I really had a hard time finding the motivation to see American Sniper. It is the type of movie I avoid as best I can. I do not typically enjoy movies about war. That is especially true of films about any wars that have taken place throughout my lifetime. My first and foremost issue is that I do not find them entertaining. And by entertaining, I mostly mean funny. It is difficult to find very much amusing about the never-ending warfare in the middle east. Beyond that there is just so much beige, and that, in and of itself, is unappealing.
I was pleasantly surprised by how much I enjoyed this film. I found parts entertaining and even uplifting. Yes, there was plenty that was disturbing and heartbreaking about the film, but I did not leave the theater feeling exhausted and depressed like I often do after movies about modern wars.
Bradley Cooper did a fantastic job in his portrayal of Chris Kyle. He was charming, as expected, but also convincingly expressed the experiences of war from a different perspective than we often see.
I think a tremendous benefit to the film was the casting of Jake McDormand. I did not know that he was in the film before I went to see it. As soon as I saw him, I breathed a sigh of relief because I knew that I would be, at least periodically, entertained. His character, Biggles, was the highlight of the film for me. He brought light to a film about a dark subject matter in the same way, I can only assume, Ryan “Biggles” Job did for these men in real life.

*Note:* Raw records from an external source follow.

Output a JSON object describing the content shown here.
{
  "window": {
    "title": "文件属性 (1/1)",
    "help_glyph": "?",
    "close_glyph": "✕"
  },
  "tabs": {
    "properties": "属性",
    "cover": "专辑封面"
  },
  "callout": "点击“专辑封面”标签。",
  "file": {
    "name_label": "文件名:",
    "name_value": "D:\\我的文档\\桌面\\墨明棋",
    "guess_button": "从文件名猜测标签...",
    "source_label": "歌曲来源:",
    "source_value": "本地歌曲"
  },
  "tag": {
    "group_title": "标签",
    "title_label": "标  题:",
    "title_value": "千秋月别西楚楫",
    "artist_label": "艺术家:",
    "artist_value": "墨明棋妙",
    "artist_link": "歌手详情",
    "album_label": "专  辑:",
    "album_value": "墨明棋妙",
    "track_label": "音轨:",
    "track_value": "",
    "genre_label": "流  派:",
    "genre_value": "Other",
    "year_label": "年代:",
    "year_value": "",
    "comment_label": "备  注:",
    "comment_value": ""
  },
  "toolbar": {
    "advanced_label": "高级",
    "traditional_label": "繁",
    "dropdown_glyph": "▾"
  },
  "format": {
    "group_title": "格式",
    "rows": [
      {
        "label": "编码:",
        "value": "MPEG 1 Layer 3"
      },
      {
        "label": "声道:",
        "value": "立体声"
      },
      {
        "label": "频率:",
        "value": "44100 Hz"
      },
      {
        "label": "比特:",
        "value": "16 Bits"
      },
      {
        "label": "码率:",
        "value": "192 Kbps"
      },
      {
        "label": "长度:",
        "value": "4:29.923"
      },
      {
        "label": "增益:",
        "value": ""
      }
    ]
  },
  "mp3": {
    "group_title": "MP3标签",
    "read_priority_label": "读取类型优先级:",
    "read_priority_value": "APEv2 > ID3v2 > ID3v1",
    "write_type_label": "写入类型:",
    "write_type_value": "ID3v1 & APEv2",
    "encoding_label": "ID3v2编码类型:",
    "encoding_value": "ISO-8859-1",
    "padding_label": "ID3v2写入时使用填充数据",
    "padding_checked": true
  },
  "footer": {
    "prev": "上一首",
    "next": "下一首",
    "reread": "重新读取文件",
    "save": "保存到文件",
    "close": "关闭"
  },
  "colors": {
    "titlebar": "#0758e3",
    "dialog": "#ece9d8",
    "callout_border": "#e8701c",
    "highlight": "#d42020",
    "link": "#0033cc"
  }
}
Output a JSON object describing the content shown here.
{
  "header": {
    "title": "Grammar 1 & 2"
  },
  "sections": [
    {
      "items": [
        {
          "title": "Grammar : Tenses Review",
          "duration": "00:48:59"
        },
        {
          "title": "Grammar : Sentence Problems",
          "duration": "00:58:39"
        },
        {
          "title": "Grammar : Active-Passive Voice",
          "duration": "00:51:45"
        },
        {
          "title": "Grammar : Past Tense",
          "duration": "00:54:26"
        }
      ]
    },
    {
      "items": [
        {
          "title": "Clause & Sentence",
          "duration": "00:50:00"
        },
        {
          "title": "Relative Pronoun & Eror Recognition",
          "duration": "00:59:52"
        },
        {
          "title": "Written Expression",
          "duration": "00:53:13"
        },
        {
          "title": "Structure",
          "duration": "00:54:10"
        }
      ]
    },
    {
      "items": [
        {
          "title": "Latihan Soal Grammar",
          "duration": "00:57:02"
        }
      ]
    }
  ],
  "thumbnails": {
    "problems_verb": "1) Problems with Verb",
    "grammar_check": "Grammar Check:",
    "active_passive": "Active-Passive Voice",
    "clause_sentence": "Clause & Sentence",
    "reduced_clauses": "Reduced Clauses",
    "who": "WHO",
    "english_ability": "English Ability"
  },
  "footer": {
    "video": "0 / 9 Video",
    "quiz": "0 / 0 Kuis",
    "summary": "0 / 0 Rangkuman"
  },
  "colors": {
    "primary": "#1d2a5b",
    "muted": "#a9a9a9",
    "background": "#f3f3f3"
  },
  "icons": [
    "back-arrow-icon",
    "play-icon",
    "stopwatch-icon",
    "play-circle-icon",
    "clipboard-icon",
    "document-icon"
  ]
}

The story is powerful. No matter you opinions on war, on sniping, or on the state of our country in general. A subject matter I do not make a habit of tackling on this blog or in my life in general, but an important one for sure. If you are resisting seeing the film because you think it will be a downer, know that this is not the case. The film was entertaining and uplifting while dealing with issues many of us choose to avoid when it comes to entertainment.